EXERCISE BRIEF
Scan the material below and copy every line holding the word "icon".

* * *

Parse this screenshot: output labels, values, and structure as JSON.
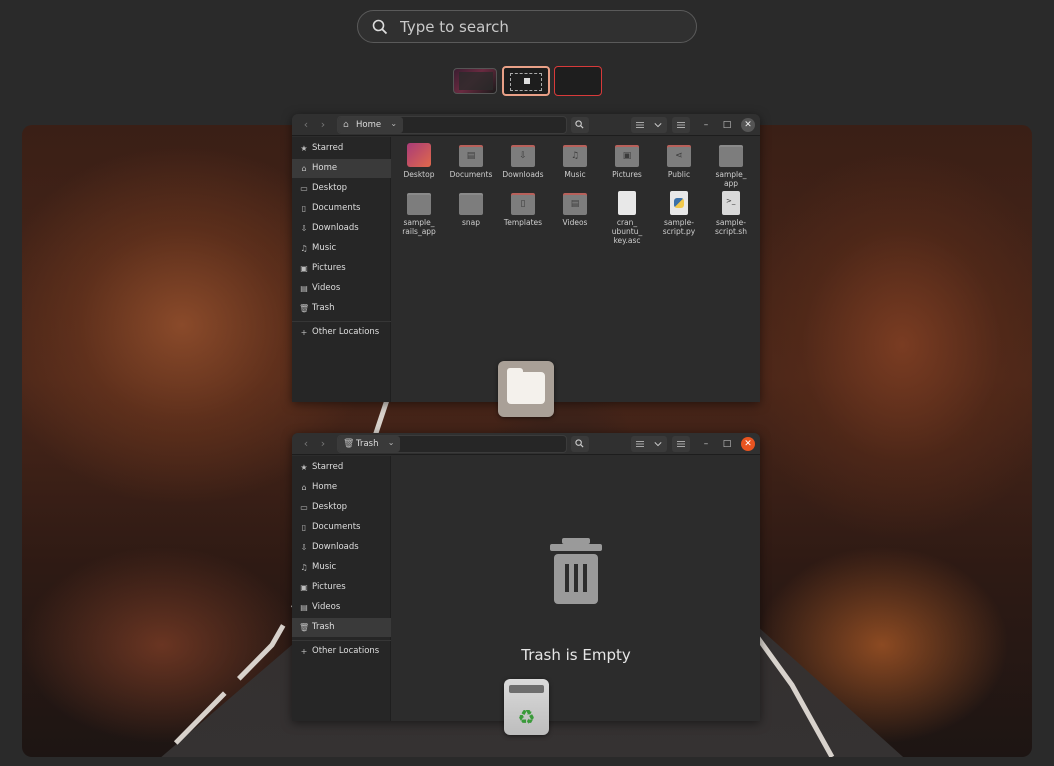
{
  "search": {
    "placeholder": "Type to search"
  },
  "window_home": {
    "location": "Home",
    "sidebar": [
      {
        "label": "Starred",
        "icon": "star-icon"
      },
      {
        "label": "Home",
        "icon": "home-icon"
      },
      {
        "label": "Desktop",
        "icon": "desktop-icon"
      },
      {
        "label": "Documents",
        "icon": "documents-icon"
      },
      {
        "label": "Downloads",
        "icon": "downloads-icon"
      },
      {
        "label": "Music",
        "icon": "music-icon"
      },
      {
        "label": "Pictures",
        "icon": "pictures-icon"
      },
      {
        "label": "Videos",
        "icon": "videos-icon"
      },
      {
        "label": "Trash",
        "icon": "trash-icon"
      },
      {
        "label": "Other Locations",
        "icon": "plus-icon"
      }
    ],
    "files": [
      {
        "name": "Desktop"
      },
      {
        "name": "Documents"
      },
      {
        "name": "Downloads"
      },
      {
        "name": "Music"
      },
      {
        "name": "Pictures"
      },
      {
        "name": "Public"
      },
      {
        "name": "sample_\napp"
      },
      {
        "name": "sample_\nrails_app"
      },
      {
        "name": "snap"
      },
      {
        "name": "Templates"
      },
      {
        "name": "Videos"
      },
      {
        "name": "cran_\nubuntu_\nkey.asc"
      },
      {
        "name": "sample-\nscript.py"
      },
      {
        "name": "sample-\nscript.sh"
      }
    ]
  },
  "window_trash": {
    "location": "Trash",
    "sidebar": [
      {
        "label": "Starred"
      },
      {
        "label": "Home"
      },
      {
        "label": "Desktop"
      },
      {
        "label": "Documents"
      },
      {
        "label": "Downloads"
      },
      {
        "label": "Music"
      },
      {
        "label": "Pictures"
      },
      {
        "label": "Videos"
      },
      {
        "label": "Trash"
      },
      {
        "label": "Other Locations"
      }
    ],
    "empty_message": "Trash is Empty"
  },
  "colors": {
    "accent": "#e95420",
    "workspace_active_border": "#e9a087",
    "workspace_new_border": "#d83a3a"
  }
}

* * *

RESULT FOR THIS EXERCISE
        "icon": "star-icon"
        "icon": "home-icon"
        "icon": "desktop-icon"
        "icon": "documents-icon"
        "icon": "downloads-icon"
        "icon": "music-icon"
        "icon": "pictures-icon"
        "icon": "videos-icon"
        "icon": "trash-icon"
        "icon": "plus-icon"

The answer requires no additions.